If you’re restoring a Porsche 914, chances are you’ll need to replace the floor pans at some point. That’s why we’ve put together this video to show you how.
Before removing any of the floor from the car, it’s important to give the rest of the frame lots of support, as it’s a lot of metal to remove from the car and can put pressure elsewhere. Also, when you’re measuring the top of your car, you’ll need to make sure the measurements are correct.
Drill all of your spot welds and remove the entire floor pan. Remove the jack points from both sides at the back, and use the new floor pan as a template to cut the front edge of steel.
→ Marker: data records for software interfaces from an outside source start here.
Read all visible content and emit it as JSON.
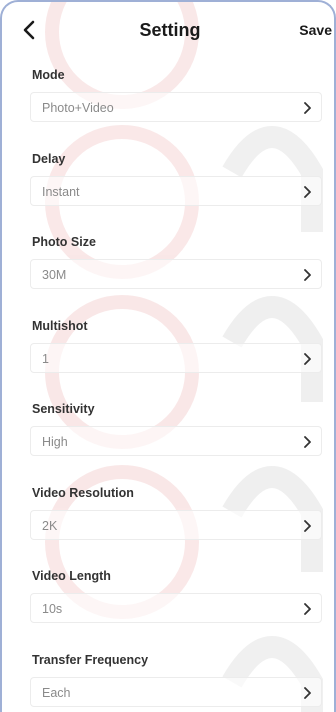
{
  "header": {
    "title": "Setting",
    "save_label": "Save",
    "back_icon": "back-arrow-icon"
  },
  "settings": [
    {
      "label": "Mode",
      "value": "Photo+Video"
    },
    {
      "label": "Delay",
      "value": "Instant"
    },
    {
      "label": "Photo Size",
      "value": "30M"
    },
    {
      "label": "Multishot",
      "value": "1"
    },
    {
      "label": "Sensitivity",
      "value": "High"
    },
    {
      "label": "Video Resolution",
      "value": "2K"
    },
    {
      "label": "Video Length",
      "value": "10s"
    },
    {
      "label": "Transfer Frequency",
      "value": "Each"
    }
  ],
  "colors": {
    "text_primary": "#1a1a1a",
    "label": "#333333",
    "value": "#8a8a8a",
    "frame_border": "#9fb0d6"
  }
}
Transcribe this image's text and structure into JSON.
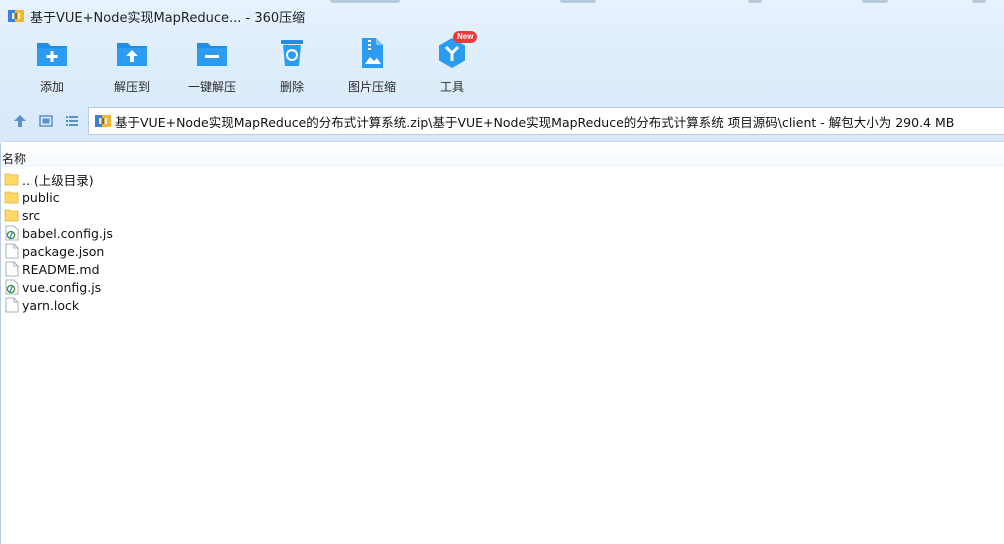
{
  "window": {
    "title": "基于VUE+Node实现MapReduce... - 360压缩"
  },
  "toolbar": {
    "items": [
      {
        "label": "添加",
        "icon": "folder-add-icon"
      },
      {
        "label": "解压到",
        "icon": "folder-extract-icon"
      },
      {
        "label": "一键解压",
        "icon": "folder-oneclick-icon"
      },
      {
        "label": "删除",
        "icon": "trash-icon"
      },
      {
        "label": "图片压缩",
        "icon": "image-compress-icon"
      },
      {
        "label": "工具",
        "icon": "tools-icon",
        "badge": "New"
      }
    ]
  },
  "address": {
    "path": "基于VUE+Node实现MapReduce的分布式计算系统.zip\\基于VUE+Node实现MapReduce的分布式计算系统 项目源码\\client - 解包大小为 290.4 MB"
  },
  "list": {
    "column_name": "名称",
    "rows": [
      {
        "name": ".. (上级目录)",
        "type": "folder"
      },
      {
        "name": "public",
        "type": "folder"
      },
      {
        "name": "src",
        "type": "folder"
      },
      {
        "name": "babel.config.js",
        "type": "js"
      },
      {
        "name": "package.json",
        "type": "file"
      },
      {
        "name": "README.md",
        "type": "file"
      },
      {
        "name": "vue.config.js",
        "type": "js"
      },
      {
        "name": "yarn.lock",
        "type": "file"
      }
    ]
  },
  "colors": {
    "accent": "#1e8ee8",
    "badge": "#ea3b3b",
    "folder": "#ffd866"
  }
}
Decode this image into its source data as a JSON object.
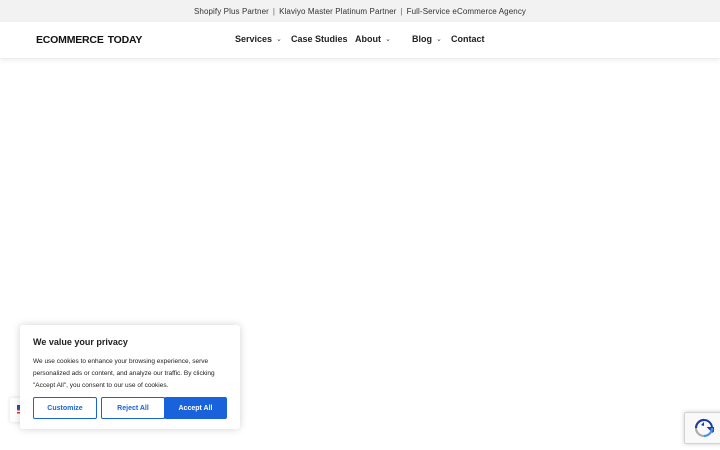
{
  "topbar": {
    "items": [
      "Shopify Plus Partner",
      "Klaviyo Master Platinum Partner",
      "Full-Service eCommerce Agency"
    ],
    "separator": "|"
  },
  "header": {
    "logo": {
      "word1": "ECOMMERCE",
      "word2": "TODAY"
    },
    "nav": [
      {
        "label": "Services",
        "has_dropdown": true
      },
      {
        "label": "Case Studies",
        "has_dropdown": false
      },
      {
        "label": "About",
        "has_dropdown": true
      },
      {
        "label": "Blog",
        "has_dropdown": true
      },
      {
        "label": "Contact",
        "has_dropdown": false
      }
    ],
    "chevron": "⌄"
  },
  "cookie_banner": {
    "title": "We value your privacy",
    "text": "We use cookies to enhance your browsing experience, serve personalized ads or content, and analyze our traffic. By clicking \"Accept All\", you consent to our use of cookies.",
    "buttons": {
      "customize": "Customize",
      "reject": "Reject All",
      "accept": "Accept All"
    },
    "accent_color": "#1863dc"
  },
  "icons": {
    "recaptcha": "recaptcha-icon",
    "flag": "us-flag-icon"
  }
}
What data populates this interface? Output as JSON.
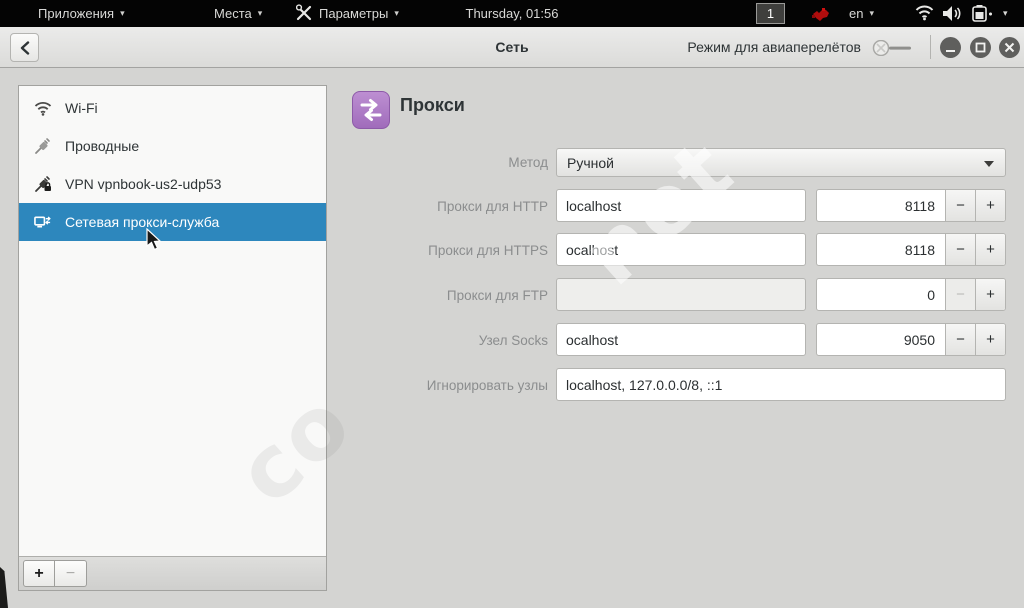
{
  "topbar": {
    "applications_label": "Приложения",
    "places_label": "Места",
    "settings_label": "Параметры",
    "clock": "Thursday, 01:56",
    "workspace": "1",
    "keyboard_layout": "en"
  },
  "icons": {
    "caret": "▾"
  },
  "ui": {
    "minus": "−",
    "plus": "+"
  },
  "headerbar": {
    "title": "Сеть",
    "airplane_label": "Режим для авиаперелётов"
  },
  "sidebar": {
    "items": [
      {
        "label": "Wi-Fi",
        "icon": "wifi"
      },
      {
        "label": "Проводные",
        "icon": "wired"
      },
      {
        "label": "VPN vpnbook-us2-udp53",
        "icon": "vpn"
      },
      {
        "label": "Сетевая прокси-служба",
        "icon": "network-proxy",
        "selected": true
      }
    ],
    "add_label": "+",
    "remove_label": "−"
  },
  "main": {
    "title": "Прокси",
    "rows": [
      {
        "label": "Метод",
        "type": "dropdown",
        "value": "Ручной"
      },
      {
        "label": "Прокси для HTTP",
        "type": "host-port",
        "host": "localhost",
        "port": "8118"
      },
      {
        "label": "Прокси для HTTPS",
        "type": "host-port",
        "host": "ocalhost",
        "port": "8118"
      },
      {
        "label": "Прокси для FTP",
        "type": "host-port",
        "host": "",
        "port": "0",
        "minus_disabled": true
      },
      {
        "label": "Узел Socks",
        "type": "host-port",
        "host": "ocalhost",
        "port": "9050"
      },
      {
        "label": "Игнорировать узлы",
        "type": "text",
        "value": "localhost, 127.0.0.0/8, ::1"
      }
    ]
  },
  "watermark": {
    "left": "co",
    "right": "net"
  },
  "colors": {
    "selection": "#2d87bd",
    "proxy_icon": "#ad7fc4",
    "panel": "#040404"
  }
}
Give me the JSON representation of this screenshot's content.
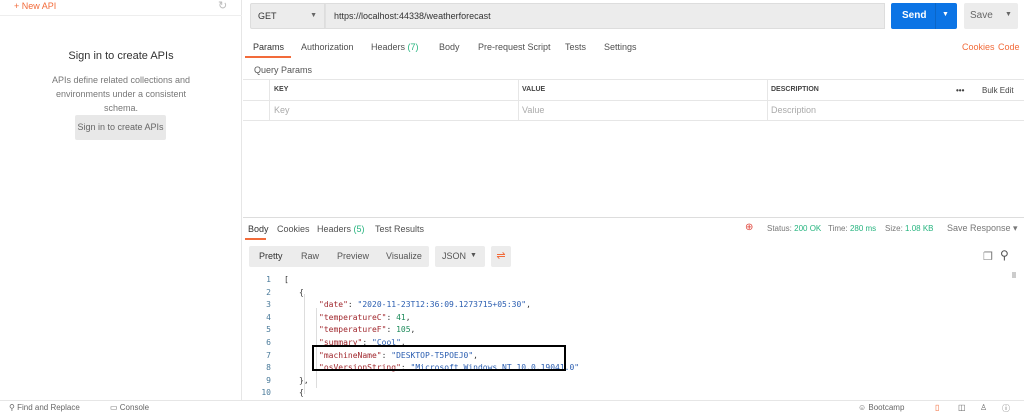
{
  "sidebar": {
    "new_api": "+ New API",
    "sign_title": "Sign in to create APIs",
    "sign_desc": "APIs define related collections and environments under a consistent schema.",
    "sign_button": "Sign in to create APIs"
  },
  "request": {
    "method": "GET",
    "url": "https://localhost:44338/weatherforecast",
    "send": "Send",
    "save": "Save"
  },
  "tabs": {
    "params": "Params",
    "authorization": "Authorization",
    "headers": "Headers",
    "headers_count": "(7)",
    "body": "Body",
    "prerequest": "Pre-request Script",
    "tests": "Tests",
    "settings": "Settings",
    "cookies": "Cookies",
    "code": "Code"
  },
  "params": {
    "title": "Query Params",
    "columns": [
      "KEY",
      "VALUE",
      "DESCRIPTION"
    ],
    "placeholders": [
      "Key",
      "Value",
      "Description"
    ],
    "more": "•••",
    "bulk_edit": "Bulk Edit"
  },
  "response": {
    "tabs": {
      "body": "Body",
      "cookies": "Cookies",
      "headers": "Headers",
      "headers_count": "(5)",
      "test_results": "Test Results"
    },
    "status_label": "Status:",
    "status": "200 OK",
    "time_label": "Time:",
    "time": "280 ms",
    "size_label": "Size:",
    "size": "1.08 KB",
    "save_response": "Save Response",
    "views": [
      "Pretty",
      "Raw",
      "Preview",
      "Visualize"
    ],
    "format": "JSON"
  },
  "code_lines": [
    {
      "n": "1",
      "parts": [
        [
          "p",
          "["
        ]
      ]
    },
    {
      "n": "2",
      "parts": [
        [
          "p",
          "{"
        ]
      ]
    },
    {
      "n": "3",
      "parts": [
        [
          "k",
          "\"date\""
        ],
        [
          "p",
          ": "
        ],
        [
          "s",
          "\"2020-11-23T12:36:09.1273715+05:30\""
        ],
        [
          "p",
          ","
        ]
      ]
    },
    {
      "n": "4",
      "parts": [
        [
          "k",
          "\"temperatureC\""
        ],
        [
          "p",
          ": "
        ],
        [
          "n",
          "41"
        ],
        [
          "p",
          ","
        ]
      ]
    },
    {
      "n": "5",
      "parts": [
        [
          "k",
          "\"temperatureF\""
        ],
        [
          "p",
          ": "
        ],
        [
          "n",
          "105"
        ],
        [
          "p",
          ","
        ]
      ]
    },
    {
      "n": "6",
      "parts": [
        [
          "k",
          "\"summary\""
        ],
        [
          "p",
          ": "
        ],
        [
          "s",
          "\"Cool\""
        ],
        [
          "p",
          ","
        ]
      ]
    },
    {
      "n": "7",
      "parts": [
        [
          "k",
          "\"machineName\""
        ],
        [
          "p",
          ": "
        ],
        [
          "s",
          "\"DESKTOP-T5POEJ0\""
        ],
        [
          "p",
          ","
        ]
      ]
    },
    {
      "n": "8",
      "parts": [
        [
          "k",
          "\"osVersionString\""
        ],
        [
          "p",
          ": "
        ],
        [
          "s",
          "\"Microsoft Windows NT 10.0.19041.0\""
        ]
      ]
    },
    {
      "n": "9",
      "parts": [
        [
          "p",
          "},"
        ]
      ]
    },
    {
      "n": "10",
      "parts": [
        [
          "p",
          "{"
        ]
      ]
    }
  ],
  "bottom": {
    "find": "Find and Replace",
    "console": "Console",
    "bootcamp": "Bootcamp"
  }
}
We also pre-drilled holes along the centre structure and tunnel for the rosette welds. It’s also very important to remove all of the rust and prime all of the bare metal areas with weld-through primer.
It’s always a good idea to inspect all of the inner tubing from the channel to make sure there’s no major damage from rust – if they need to be replaced, now is the time.
To prep the floor pan, pre-drill your holes for the rosette welds all along the perimeter and spot weld the seat mount reinforcements onto the part.
When the floor pans are in place, you can make any final adjustments on the seam running up the centre of the floor pan. Use clamps to get a good butt weld on the seam.
When the floor pans are in place, you can continue installing the pedal cluster bracket – as long as you’ve installed the pedal cluster first.
Continue watching our video to find out more details about the floor pan installation on a Porsche 914!
Last month, we showed you how to install the suspension console on a 1973 Porsche 914. Now, check out this video for installing a frame stiffener.
As always, the first step in any part of the Porsche restoration process is to prep the area you’re working on before doing any work on it. We prepped the area we were going to weld by grinding it down, as well as taking off the jack plate which usually rots. We then prime it with a weld-through primer.
To prep the jacking plate, prep some holes in it so it’s ready for attaching. We then attach it to the car with self-tapping screws. After screwing it into place, we weld it to the car.
When welding, you want to take your time around the perimeter so that there isn’t any concentrated heat on any one spot for too long. After the piece is welded in place, you can take out the screws and weld those holes.
Next, grind and smooth out the welds. When that’s all cleaned up, pre-fit the overlay, keeping in mind that the frame is meant to stiffen the frame and shouldn’t be laid over top of any rusty metal.
When welding a piece like this, there are a couple of things to keep in mind. If your car isn’t fully stripped and still has the glass on it, make sure no sparks are flying into the glass when you come to weld. The sparks embed and melt the glass. You should also remove the ground strap from your car whenever you’re welding, to avoid damaging any electronics.
Clamp the edges of the part to your car so nothing moves while you’re welding it and you can get a better weld. You should also put self-tapping screws into every other pre-drilled hole in the part. If there are any spots you can’t reach with your screw driver, use clamps.
Check out more tips for this kind of installation and see the finished product!